Written by: Leah Wilkinson | September 21, 2023
Did you know that 46 states end their fiscal years on June 30? Only four states, Alabama (Sept. 30), Michigan (Sept. 30), Texas (Aug. 31) and New York (March 31) are different.
September 30. Each year, the date comes and goes across the world. To some, it may be a birthday, an anniversary or finally the date of the concert you have been waiting for. To many, it is just another day on the calendar. But for those in Washington, D.C., the date looms larger and larger each year. Why is it important and why should the animal food industry care?
Sept. 30 is the last day of the fiscal year in the United States. I was curious how Sept. 30 came about to be the magic fiscal year date, so a little Google search gave me a history lesson. Initially, the U.S. government’s fiscal year ran on the calendar year until 1843 when an adjustment to the law changed the fiscal year to end on June 30. That lasted for 130 years until 1977 when the fiscal year was changed again to run on the current Oct. 1 to Sept. 30 cycle. The fiscal historians in Congress say that the fiscal year was changed in order to give Congress more time to pass the annual appropriations bills. It seems like this has been a long-standing challenge!
It’s hard to avoid the news that this year seems no different, and Congress is going to need additional time to pass its 13 appropriations bills that fund the different parts of the federal government. What is known is that the days left in this fiscal year can now be counted only on my fingers and Sept. 30 is going to come very quickly. What is unknown is what will happen after Sept. 30. Will Congress be able to find some short-term agreement to a continuing resolution (CR), a stopgap measure which funds the government for a specified length of time at previous levels? Or, will the discord continue and the government shutdown? And if so, for how long?

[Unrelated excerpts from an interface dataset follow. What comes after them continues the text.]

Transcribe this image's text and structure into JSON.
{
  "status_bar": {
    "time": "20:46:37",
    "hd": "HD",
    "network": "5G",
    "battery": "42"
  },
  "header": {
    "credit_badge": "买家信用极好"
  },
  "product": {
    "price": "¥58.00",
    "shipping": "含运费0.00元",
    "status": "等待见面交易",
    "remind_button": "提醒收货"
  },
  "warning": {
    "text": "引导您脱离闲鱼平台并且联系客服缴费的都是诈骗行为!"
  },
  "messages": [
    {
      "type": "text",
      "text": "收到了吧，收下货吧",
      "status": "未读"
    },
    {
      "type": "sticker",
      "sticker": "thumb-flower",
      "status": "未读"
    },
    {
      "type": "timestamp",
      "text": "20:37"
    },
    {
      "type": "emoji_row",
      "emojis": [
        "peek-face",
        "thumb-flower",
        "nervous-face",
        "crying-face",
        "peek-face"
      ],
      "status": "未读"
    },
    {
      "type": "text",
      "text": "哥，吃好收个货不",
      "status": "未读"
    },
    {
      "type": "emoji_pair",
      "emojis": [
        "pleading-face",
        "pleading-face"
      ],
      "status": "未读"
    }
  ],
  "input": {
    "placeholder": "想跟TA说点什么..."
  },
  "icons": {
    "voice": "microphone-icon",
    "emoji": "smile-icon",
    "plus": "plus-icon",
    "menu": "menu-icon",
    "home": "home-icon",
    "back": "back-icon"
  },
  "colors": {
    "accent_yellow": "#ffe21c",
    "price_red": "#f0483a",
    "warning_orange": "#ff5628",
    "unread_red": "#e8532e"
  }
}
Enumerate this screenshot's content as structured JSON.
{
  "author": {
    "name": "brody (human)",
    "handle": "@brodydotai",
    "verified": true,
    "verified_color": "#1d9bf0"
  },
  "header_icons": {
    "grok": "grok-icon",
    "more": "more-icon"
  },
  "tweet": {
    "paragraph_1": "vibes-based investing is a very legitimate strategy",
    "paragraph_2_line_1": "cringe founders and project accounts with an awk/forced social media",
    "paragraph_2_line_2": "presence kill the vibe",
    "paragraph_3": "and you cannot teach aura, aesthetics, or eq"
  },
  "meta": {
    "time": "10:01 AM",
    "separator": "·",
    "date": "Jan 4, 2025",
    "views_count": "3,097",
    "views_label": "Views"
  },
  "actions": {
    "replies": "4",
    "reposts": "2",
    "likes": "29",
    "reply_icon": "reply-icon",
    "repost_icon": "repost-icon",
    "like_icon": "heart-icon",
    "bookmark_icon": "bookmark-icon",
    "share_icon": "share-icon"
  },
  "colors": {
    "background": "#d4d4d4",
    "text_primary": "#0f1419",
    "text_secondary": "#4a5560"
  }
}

There are many government programs that impact the animal food industry that could be impacted by a government shutdown. We will cover those in another blog if a shutdown seems likely. Let’s focus today on what other government programs and authorities expire on Sept. 30 unless reauthorized.
The farm bill and its programs technically “expire” on Sept. 30 if not renewed; however it doesn’t mean these programs are dead or aren’t funded via other means. In most farm bills, it’s taken past the five-year mark to complete the work and this year will be no different. In the meantime, the American Feed Industry Association continues to inform members of Congress why it is important to get a and the opportunity it provides to help agriculture and the feed industry. Increased funding for agriculture research will spur scientific breakthroughs and innovation. Growth in market access and development programs will ensure U.S. animal food exports can continue growing in key markets. Awareness, technical assistance and expertise is needed within the U.S. Department of Agriculture’s Natural Resources Conservation Service to properly use the feed management standard as a conservation for livestock producers. These are just a few things important to the animal food industry beyond the obvious of having a healthy agricultural sector.
Other user fee programs, like the Animal Drug User Fee Act (ADUFA), also expire if not reauthorized. The AFIA has urged Congress to accept the Senate version of ADUFA, which contains language that would establish a new regulatory category of animal food additives that do not provide nutrition but act within the animal’s digestive system to provide health benefits, reduce the environmental impact of livestock production and address human food safety concerns. The Innovative FEED Act is needed to demonstrate these products are safe and allow our farmers and ranchers to compete globally.
It’s not just agriculture programs that need action: the annual National Defense Authorization Act (NDAA), which authorizes defense spending that is then given in the yearly appropriations process; and many tax credits are set to expire, such as the research and development credit that many animal food companies use to help offset that investment.
The next several days, weeks or months could be very interesting in our nation’s Capitol.